### WHAT NEEDS TO BE DONE
Search the listing below, and show each line that includes the word "Looper".

### DATA EXTRACT
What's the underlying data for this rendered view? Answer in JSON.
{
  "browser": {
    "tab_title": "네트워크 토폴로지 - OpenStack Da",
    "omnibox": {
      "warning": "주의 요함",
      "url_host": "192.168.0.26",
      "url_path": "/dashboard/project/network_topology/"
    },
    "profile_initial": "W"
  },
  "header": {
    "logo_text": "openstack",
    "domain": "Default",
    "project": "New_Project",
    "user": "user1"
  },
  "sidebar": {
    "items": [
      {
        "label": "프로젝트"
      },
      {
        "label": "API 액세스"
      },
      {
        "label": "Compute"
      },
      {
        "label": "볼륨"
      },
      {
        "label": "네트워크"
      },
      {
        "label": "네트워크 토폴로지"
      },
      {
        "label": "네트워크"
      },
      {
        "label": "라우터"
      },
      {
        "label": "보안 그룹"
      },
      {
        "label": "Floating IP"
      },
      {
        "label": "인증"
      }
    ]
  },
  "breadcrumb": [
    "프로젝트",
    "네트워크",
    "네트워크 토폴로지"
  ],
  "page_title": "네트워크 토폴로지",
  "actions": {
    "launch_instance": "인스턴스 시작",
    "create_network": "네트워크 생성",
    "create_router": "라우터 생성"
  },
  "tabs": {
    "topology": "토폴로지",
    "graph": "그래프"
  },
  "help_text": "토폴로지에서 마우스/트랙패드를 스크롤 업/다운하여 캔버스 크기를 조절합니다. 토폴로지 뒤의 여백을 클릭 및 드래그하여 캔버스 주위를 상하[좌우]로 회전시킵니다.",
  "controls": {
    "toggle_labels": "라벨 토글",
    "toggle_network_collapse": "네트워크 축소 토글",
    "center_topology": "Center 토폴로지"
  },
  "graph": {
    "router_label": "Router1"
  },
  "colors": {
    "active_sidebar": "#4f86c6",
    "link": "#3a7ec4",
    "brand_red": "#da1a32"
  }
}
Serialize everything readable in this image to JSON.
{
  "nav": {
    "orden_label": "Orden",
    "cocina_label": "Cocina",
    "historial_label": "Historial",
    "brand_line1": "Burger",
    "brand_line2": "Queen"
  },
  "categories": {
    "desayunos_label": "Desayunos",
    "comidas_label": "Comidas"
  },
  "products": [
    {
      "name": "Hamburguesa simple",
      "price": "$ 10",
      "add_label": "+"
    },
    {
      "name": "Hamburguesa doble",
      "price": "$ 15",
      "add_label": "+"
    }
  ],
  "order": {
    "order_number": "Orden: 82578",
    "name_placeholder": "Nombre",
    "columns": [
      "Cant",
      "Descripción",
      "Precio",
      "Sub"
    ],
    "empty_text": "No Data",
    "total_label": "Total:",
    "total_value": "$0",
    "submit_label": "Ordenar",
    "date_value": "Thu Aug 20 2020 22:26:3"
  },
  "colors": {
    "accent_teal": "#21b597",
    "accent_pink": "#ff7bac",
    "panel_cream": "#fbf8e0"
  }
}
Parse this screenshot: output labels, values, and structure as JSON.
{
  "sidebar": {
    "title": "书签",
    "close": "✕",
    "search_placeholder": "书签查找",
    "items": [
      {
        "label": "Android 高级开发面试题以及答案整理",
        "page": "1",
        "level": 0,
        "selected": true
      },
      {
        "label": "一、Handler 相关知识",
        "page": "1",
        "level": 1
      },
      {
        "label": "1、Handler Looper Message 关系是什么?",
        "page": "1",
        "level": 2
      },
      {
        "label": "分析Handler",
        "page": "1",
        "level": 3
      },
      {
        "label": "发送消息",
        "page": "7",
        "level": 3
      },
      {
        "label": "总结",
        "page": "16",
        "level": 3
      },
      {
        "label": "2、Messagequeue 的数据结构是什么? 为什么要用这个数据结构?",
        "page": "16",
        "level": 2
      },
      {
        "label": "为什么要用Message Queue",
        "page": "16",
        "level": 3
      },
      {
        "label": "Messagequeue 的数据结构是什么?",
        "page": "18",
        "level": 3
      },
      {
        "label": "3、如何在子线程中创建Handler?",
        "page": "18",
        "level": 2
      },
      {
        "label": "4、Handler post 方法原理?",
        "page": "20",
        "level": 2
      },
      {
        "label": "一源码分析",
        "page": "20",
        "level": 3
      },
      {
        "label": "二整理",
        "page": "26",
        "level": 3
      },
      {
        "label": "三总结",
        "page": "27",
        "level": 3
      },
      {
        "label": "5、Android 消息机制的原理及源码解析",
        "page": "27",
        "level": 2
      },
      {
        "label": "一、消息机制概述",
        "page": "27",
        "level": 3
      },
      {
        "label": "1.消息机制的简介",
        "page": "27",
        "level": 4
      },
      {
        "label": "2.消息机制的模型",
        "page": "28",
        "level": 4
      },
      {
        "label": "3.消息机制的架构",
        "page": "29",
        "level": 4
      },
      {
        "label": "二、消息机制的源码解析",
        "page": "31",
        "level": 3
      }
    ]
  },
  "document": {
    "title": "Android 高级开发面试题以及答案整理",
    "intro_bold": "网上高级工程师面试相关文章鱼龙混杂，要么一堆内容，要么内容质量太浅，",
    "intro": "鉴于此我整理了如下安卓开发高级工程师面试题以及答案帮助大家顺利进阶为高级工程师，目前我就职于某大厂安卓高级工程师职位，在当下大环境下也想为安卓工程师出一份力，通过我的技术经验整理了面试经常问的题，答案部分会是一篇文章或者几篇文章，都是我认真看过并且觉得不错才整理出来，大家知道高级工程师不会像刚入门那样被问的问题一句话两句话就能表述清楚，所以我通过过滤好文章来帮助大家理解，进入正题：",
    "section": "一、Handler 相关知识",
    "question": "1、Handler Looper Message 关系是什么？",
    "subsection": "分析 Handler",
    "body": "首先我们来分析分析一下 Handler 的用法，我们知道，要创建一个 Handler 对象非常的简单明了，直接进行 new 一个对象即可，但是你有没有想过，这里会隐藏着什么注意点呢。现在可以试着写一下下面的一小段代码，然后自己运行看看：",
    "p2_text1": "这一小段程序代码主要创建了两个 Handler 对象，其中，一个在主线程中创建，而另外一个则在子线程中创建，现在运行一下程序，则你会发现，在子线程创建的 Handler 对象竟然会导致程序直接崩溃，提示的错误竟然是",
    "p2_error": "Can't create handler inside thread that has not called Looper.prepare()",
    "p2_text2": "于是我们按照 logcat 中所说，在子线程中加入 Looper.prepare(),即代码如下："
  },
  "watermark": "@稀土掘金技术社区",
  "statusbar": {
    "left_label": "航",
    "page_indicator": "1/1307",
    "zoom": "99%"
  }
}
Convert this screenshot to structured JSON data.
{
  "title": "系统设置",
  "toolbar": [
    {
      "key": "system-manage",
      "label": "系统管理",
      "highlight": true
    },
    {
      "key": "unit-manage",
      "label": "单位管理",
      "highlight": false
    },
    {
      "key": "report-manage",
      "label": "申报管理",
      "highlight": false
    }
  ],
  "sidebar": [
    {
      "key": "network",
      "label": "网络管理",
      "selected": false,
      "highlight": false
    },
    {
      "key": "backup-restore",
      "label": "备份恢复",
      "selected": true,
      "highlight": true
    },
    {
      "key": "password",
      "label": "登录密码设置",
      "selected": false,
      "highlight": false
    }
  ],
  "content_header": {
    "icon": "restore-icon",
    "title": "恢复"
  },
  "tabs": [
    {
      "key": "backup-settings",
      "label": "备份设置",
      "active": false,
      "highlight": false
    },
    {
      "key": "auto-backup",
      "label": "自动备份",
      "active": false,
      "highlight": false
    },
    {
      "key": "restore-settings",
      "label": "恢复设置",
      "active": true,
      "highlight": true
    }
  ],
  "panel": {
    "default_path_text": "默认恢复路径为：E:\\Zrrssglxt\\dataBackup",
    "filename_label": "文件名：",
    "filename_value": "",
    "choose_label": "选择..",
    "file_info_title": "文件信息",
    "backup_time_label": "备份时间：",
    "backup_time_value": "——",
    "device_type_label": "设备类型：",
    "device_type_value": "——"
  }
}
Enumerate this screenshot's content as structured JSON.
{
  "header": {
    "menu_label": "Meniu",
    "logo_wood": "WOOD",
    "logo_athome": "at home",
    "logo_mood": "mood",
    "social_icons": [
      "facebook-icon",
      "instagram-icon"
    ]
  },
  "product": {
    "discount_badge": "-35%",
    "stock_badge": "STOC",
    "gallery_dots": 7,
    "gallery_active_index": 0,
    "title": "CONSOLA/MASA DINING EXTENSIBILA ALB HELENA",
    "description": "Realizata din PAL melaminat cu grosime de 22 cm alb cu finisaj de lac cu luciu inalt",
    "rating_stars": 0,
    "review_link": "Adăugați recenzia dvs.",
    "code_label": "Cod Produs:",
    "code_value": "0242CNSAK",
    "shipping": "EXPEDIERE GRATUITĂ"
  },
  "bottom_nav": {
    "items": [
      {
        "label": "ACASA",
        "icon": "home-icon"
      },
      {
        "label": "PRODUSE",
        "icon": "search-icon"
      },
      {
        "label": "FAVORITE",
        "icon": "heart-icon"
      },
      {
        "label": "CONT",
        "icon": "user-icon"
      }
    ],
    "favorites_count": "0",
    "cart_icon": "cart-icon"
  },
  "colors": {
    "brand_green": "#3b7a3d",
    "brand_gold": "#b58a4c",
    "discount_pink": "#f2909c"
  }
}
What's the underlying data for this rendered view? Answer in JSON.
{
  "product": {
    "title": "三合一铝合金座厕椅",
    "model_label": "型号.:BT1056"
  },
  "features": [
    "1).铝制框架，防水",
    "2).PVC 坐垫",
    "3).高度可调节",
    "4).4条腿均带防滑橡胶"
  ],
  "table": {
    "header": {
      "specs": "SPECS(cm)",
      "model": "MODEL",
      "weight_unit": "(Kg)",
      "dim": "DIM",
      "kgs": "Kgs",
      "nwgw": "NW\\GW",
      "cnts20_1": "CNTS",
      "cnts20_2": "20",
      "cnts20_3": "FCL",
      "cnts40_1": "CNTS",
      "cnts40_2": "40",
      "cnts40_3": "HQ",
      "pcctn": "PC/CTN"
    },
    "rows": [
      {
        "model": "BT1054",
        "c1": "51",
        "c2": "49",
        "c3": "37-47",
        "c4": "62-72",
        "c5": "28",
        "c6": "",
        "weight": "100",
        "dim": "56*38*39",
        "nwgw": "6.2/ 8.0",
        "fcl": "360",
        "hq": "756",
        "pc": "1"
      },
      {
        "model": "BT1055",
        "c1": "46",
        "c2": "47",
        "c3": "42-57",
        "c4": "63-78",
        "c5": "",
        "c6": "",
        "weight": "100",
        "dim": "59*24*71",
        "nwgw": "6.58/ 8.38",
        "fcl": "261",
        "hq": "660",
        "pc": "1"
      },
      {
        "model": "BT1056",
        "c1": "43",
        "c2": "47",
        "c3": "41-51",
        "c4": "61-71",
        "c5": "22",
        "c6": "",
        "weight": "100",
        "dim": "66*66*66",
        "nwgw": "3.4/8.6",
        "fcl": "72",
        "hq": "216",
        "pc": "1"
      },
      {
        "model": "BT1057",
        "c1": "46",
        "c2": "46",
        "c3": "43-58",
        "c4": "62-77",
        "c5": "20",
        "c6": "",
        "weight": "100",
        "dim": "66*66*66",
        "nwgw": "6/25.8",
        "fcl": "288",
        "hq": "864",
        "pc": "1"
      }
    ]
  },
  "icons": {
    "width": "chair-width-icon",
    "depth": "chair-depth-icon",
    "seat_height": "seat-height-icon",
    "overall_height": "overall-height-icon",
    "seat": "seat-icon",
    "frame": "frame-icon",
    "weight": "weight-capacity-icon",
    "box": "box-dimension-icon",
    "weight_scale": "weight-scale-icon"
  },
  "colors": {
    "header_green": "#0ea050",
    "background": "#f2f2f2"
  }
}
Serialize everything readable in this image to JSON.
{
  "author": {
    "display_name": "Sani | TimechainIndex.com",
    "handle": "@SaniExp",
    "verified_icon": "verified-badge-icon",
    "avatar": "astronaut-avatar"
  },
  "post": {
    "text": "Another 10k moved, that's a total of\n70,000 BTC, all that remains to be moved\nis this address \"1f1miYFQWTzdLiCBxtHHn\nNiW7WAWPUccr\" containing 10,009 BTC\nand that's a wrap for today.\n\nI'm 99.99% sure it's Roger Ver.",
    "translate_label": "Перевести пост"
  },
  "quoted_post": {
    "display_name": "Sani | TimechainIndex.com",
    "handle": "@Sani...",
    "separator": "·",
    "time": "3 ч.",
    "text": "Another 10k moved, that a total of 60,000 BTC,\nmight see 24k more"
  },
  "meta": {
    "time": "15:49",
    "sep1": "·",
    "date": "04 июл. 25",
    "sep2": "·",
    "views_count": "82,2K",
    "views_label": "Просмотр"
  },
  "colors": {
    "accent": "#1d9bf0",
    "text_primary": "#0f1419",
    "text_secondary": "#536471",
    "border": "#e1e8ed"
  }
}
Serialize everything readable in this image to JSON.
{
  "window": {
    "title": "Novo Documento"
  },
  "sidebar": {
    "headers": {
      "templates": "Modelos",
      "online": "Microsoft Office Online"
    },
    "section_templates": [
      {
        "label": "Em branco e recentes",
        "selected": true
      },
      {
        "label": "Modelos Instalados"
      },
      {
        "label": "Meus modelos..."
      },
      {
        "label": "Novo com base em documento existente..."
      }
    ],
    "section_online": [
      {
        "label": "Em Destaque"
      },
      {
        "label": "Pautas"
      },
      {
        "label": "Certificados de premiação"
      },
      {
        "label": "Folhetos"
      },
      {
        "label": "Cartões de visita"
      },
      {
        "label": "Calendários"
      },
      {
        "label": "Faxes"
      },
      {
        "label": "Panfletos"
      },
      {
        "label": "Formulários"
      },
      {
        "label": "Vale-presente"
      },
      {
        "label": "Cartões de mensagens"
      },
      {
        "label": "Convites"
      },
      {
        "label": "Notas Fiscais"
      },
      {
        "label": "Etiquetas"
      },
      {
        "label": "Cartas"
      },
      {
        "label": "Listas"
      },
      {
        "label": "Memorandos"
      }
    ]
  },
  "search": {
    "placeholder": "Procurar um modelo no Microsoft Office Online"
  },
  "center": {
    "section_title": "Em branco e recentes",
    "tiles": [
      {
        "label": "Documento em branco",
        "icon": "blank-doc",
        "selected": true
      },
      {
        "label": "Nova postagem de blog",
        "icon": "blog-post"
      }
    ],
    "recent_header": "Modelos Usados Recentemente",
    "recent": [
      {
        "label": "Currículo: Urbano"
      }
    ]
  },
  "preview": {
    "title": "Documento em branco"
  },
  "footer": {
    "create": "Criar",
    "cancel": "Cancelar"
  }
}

### SOLUTION TO THIS EXERCISE
        "label": "1、Handler Looper Message 关系是什么?",
    "question": "1、Handler Looper Message 关系是什么？",
    "p2_error": "Can't create handler inside thread that has not called Looper.prepare()",
    "p2_text2": "于是我们按照 logcat 中所说，在子线程中加入 Looper.prepare(),即代码如下："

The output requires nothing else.